The doctors were unable to detect any heart arrhythmia or any clotting problems in his legs or carotid arteries. Tests for blood clotting disorders also turned up negative. Instead, while doing a TEE (trans-esophageal echogram) they discovered that he has a patent foramen ovale (apparently present in about 15% of the adult population) and an atrial aneurysm. They theorized that the atrial aneurysm produced small clots which passed through the patent foramen ovale and, in the case of the TIAs, entered Joe's brain.
He has been treated with Coumadin since and, we're told, will be on Coumadin indefinitely. His present cardiologist does not feel that surgery or catheterization is presently necessarily. After doing some reading on my own, I suspect that is because either the size of the PFO is too small to warrant it, or they are waiting to see if Joe has further TIAs (or full blown stroke?) while on the Coumadin. He continues to have miniscule but visible blood spots on his fingernails, even while on the Coumadin. Needless to say, I am not happy with this picture!

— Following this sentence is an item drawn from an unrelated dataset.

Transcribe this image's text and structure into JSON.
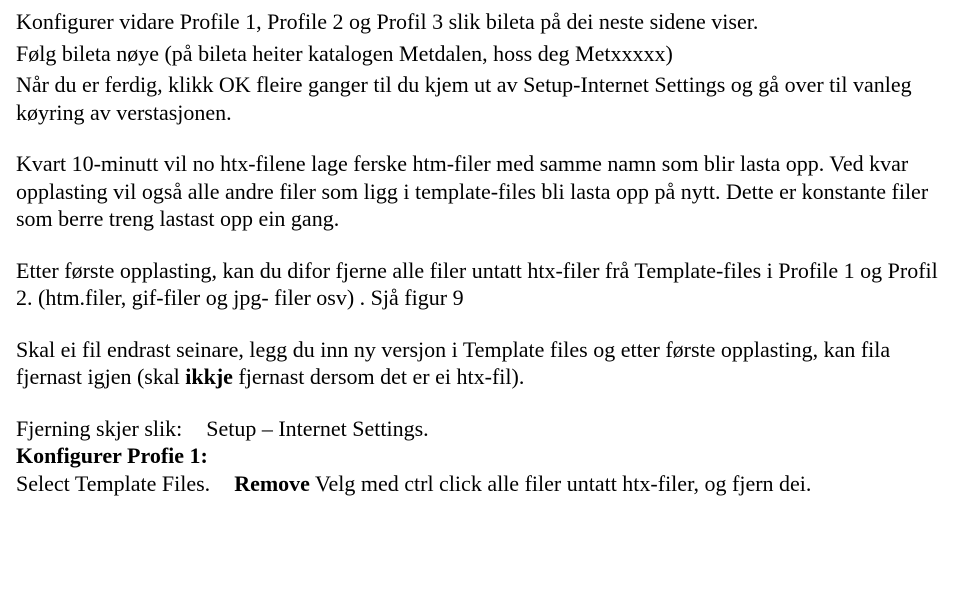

I have a number of questions about Joe's condition and prognosis, and I have questions about the possible genetic implications for the children we would like to begin having in the next year or two. The advice and experience of other members of the list would be enormously helpful in that regard.